Now most of us don’t have the acreage, the budget, or the time that this would entail. However we can strategically plant trees or build fences that will help block the wind and create more sheltered areas for our plants.
The other thing we can do is choose plants that are wind resistant. Look at what is thriving in established plantings in neighborhood or commercial landscapes in your windy area. By established plantings, I mean those that have been there a few years and are passing the test of time.
There are also lists of wind resistant plants. Sunset Western Garden Book has such a list in their plant finder section. Some of their suggestions that might work in our area include, for large trees: Arborvitae (Thuja occidentalis), Olive (Olea europaea), Privet (Ligustrum lucidum), Incense Cedar (Calocedrus decurrens), Douglas Fir (Pseudotsuga menziesii), Holly Oak (Quercus ilex), Western Cedar (Thuja plicata), and palms.
For wind resistant shrubs and small trees in our zone 14 they suggest Strawberry Tree (Arbutus unedo), Manzanita (Arctostaphylos), California Lilac (Ceanothus), Rockrose (Cistus), Hop Bush (Dodonea viscosa), Lantana, Sweet Bay (Laurus nobilis), Lavender (Lavandula), Heavenly Bamboo (Nandina domestica), Oleander (Nerium oleander), Pyracantha, and Rosemary (Rosmarinus officinalis).

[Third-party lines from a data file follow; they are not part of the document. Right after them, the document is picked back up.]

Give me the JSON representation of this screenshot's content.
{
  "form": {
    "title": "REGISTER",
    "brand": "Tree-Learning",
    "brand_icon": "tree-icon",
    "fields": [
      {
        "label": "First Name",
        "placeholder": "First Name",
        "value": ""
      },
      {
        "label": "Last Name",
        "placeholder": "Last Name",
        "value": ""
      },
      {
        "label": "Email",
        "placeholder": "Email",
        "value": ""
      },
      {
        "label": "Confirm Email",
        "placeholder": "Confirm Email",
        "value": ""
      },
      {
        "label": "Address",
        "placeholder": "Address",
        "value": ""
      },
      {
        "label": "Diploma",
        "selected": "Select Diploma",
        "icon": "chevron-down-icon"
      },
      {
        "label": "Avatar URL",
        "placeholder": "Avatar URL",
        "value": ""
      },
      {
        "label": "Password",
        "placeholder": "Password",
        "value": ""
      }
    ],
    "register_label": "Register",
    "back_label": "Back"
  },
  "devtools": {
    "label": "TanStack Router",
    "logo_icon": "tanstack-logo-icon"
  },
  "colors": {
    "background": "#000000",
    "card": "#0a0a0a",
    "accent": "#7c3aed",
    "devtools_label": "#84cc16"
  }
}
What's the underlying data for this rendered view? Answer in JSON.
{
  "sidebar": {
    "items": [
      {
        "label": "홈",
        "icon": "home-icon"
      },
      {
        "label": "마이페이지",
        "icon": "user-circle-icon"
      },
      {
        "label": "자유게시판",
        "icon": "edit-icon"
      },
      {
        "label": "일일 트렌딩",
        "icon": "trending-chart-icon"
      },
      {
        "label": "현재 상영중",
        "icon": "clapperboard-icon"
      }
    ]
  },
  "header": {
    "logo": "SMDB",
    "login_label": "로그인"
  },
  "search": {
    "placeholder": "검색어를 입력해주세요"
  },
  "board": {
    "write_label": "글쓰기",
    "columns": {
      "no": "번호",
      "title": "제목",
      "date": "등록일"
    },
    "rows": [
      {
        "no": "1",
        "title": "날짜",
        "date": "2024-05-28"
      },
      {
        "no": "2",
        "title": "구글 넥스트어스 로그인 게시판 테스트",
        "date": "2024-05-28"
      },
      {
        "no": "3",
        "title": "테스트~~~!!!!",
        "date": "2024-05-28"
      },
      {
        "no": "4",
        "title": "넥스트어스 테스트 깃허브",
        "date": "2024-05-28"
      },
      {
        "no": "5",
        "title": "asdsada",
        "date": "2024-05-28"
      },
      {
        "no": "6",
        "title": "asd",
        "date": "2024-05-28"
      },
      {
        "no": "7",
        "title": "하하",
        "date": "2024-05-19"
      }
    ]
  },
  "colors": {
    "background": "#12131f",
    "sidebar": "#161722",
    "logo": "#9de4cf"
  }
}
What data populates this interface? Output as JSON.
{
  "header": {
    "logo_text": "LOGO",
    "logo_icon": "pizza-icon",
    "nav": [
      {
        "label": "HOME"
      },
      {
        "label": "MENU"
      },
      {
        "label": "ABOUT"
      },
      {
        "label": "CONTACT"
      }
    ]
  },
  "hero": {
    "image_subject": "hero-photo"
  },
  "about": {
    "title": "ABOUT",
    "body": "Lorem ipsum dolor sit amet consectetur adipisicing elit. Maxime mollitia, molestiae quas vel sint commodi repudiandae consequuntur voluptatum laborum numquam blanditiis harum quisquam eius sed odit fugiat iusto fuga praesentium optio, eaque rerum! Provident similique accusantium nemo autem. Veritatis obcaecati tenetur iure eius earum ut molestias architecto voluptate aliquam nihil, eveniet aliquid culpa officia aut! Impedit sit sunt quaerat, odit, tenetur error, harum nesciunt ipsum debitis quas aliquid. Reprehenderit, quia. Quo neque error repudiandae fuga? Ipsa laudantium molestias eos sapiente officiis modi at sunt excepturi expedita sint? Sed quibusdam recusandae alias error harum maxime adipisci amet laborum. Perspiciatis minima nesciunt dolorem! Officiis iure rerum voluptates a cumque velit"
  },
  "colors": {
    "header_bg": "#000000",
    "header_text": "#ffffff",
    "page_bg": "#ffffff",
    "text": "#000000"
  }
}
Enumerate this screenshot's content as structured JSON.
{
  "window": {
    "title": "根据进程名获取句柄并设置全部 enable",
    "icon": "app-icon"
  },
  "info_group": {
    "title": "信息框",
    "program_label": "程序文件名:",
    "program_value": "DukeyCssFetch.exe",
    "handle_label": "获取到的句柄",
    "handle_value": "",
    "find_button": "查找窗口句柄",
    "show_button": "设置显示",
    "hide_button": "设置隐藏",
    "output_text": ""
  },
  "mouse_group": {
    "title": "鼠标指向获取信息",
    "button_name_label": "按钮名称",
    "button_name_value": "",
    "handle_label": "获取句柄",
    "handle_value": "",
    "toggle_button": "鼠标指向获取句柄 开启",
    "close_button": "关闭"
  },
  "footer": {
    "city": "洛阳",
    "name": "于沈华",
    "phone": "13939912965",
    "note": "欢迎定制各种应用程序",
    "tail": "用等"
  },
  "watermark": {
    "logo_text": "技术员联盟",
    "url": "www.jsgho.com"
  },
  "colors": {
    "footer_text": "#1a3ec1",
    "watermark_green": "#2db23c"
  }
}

For perennials they suggest Lily of the Nile (Agapanthus), Jade Plant (Crassula ovata), Daylilies (Hemerocallis), Geraniums (Pelargoniums), Phormiums, Sages (Salvias), Agaves, Yuccas, Euryops, and Euphorbias.
Now in the interests of full disclosure, I have to mention the good aspects of wind. Wind aids in seed dispersal and, in some plants, pollination. The increased air circulation minimizes risks of many fungal diseases. And perhaps most importantly, it gives us cooler temperatures in summer. Without it, we would have temperatures more like Vacaville and Davis.
Karen Metz is a Master Gardener with the University of California Cooperative Extension office in Fairfield. If you have gardening questions, call the Master Gardener’s office at 784-1322.